----- ENTRIES SHOWN

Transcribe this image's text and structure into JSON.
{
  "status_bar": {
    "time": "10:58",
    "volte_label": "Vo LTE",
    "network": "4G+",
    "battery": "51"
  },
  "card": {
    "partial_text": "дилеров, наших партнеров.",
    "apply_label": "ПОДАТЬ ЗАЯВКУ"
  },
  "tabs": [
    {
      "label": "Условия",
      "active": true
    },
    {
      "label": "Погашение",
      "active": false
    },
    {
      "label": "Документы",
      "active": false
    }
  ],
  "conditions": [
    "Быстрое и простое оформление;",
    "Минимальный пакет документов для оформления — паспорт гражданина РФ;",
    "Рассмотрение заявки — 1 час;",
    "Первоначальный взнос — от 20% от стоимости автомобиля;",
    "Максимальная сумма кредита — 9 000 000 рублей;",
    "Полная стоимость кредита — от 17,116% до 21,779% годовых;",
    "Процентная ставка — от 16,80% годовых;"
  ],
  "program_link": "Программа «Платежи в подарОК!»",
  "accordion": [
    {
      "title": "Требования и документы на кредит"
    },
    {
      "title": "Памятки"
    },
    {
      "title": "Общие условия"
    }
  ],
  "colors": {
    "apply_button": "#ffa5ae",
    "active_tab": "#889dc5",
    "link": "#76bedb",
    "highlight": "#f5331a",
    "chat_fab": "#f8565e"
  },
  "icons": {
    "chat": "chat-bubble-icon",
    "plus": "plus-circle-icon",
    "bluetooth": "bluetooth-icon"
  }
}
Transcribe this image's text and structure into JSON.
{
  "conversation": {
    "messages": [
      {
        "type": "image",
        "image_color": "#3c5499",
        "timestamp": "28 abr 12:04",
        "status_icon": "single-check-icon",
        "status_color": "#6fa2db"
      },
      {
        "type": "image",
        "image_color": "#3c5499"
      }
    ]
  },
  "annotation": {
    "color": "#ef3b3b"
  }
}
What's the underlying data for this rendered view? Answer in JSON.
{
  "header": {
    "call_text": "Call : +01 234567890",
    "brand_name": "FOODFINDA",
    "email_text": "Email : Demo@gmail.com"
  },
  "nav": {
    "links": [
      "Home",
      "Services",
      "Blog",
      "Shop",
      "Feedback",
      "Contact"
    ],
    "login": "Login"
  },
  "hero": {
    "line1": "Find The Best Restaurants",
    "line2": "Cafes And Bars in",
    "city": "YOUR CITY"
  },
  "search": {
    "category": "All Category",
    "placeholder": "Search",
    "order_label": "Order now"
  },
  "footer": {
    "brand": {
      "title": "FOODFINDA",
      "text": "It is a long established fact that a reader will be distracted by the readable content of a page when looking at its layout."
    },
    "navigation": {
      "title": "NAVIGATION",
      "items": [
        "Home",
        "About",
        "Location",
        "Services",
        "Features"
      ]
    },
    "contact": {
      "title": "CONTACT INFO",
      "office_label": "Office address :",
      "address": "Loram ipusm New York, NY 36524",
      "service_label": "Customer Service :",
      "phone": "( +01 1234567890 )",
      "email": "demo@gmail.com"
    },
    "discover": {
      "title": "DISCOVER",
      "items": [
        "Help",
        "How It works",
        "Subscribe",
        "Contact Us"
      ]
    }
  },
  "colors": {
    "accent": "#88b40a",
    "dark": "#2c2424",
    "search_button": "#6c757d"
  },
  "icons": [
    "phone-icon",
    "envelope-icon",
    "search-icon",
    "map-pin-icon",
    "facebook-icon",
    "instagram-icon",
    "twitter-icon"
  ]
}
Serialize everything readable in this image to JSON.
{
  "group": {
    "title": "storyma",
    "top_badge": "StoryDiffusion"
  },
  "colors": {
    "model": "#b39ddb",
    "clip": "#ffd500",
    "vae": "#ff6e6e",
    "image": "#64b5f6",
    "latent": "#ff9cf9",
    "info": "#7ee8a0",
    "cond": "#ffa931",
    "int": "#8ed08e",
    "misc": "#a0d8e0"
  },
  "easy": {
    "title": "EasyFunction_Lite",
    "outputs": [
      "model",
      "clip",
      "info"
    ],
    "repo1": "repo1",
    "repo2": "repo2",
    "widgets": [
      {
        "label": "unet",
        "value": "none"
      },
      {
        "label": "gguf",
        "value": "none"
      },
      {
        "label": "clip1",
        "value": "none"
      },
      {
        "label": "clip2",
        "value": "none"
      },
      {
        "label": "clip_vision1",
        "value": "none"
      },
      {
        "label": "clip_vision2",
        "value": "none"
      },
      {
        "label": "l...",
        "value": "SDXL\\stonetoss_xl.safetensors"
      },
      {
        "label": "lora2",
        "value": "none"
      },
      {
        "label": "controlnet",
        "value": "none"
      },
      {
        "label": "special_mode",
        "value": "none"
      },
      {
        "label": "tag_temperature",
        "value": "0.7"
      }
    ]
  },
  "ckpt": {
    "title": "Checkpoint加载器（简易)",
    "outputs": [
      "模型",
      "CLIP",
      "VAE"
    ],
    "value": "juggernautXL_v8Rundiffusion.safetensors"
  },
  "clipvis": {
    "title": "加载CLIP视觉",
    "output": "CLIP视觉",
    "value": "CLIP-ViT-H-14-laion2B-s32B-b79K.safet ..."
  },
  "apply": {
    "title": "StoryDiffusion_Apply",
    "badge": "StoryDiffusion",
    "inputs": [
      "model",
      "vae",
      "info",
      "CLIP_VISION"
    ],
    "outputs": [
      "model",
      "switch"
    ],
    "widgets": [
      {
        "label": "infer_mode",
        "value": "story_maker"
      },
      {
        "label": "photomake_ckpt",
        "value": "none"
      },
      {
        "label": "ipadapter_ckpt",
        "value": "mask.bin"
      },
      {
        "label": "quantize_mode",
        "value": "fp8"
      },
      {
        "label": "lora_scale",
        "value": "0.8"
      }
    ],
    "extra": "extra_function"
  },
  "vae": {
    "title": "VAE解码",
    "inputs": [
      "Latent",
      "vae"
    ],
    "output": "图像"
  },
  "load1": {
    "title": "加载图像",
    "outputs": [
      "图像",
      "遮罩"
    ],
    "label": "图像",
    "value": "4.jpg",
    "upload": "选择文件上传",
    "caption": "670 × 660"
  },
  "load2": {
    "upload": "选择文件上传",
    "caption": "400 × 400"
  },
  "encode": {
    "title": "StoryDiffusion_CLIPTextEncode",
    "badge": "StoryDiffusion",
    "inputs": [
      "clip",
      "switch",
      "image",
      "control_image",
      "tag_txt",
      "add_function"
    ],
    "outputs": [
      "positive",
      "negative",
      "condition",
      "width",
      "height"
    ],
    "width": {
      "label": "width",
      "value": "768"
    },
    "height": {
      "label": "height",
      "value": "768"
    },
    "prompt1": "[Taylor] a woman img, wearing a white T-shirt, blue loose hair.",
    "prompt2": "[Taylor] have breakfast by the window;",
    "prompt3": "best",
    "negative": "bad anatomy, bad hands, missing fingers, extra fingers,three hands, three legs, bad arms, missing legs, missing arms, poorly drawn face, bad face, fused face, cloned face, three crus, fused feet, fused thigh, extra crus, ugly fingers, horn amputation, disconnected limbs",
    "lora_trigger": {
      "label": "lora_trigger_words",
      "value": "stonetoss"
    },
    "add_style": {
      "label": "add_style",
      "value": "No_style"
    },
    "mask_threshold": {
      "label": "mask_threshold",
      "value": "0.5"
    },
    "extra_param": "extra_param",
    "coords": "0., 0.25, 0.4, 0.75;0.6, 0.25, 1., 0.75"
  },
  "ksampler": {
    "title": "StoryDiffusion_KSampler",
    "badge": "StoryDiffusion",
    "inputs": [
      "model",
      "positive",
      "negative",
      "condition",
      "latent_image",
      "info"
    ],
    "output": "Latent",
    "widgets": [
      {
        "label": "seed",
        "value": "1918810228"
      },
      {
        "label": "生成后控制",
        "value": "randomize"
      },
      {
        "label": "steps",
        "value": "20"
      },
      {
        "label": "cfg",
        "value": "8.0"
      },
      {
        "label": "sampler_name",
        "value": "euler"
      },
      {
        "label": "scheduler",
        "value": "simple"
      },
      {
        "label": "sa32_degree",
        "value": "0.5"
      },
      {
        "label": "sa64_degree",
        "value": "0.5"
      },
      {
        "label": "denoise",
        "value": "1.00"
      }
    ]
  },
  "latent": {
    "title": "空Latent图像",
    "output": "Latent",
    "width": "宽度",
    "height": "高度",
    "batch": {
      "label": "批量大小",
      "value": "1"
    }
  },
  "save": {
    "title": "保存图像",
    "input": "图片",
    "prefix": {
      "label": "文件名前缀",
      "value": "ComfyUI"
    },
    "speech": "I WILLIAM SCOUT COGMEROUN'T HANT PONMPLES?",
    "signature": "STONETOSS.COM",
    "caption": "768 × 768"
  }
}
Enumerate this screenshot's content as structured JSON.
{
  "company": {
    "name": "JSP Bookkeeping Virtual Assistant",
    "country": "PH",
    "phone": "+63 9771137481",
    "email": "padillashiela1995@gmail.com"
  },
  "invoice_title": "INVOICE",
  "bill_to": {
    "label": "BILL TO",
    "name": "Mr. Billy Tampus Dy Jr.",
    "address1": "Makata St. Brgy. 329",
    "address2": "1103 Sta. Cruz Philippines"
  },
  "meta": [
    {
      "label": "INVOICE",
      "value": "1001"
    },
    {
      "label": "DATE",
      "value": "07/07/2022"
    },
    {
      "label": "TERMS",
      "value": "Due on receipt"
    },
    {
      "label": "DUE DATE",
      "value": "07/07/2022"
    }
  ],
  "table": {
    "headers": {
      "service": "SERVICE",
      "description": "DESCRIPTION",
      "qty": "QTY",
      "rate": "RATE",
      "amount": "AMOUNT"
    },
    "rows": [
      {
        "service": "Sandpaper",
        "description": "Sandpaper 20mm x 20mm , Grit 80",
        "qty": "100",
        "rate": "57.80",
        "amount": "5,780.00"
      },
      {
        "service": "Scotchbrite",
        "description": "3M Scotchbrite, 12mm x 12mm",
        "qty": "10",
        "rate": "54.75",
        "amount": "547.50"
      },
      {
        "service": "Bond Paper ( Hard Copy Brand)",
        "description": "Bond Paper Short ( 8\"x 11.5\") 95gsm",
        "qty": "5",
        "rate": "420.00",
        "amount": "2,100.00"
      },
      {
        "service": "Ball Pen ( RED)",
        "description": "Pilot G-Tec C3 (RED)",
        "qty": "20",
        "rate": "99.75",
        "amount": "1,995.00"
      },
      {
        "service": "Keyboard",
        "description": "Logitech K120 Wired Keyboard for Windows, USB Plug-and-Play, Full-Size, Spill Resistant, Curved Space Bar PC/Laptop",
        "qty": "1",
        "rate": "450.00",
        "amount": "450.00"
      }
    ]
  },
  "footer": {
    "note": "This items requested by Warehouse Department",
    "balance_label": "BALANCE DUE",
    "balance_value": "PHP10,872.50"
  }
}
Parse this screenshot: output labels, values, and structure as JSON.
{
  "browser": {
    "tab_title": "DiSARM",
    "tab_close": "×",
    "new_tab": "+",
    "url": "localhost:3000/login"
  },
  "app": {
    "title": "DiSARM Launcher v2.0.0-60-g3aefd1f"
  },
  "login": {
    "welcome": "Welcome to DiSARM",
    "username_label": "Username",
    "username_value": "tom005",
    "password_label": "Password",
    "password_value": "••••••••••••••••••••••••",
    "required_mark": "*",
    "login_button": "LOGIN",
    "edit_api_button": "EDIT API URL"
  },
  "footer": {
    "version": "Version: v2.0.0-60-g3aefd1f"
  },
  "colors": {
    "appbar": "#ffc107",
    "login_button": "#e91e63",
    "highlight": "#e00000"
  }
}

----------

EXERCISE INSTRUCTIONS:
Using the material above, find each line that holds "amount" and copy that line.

RESULT OF THIS TASK:
      "amount": "AMOUNT"
        "amount": "5,780.00"
        "amount": "547.50"
        "amount": "2,100.00"
        "amount": "1,995.00"
        "amount": "450.00"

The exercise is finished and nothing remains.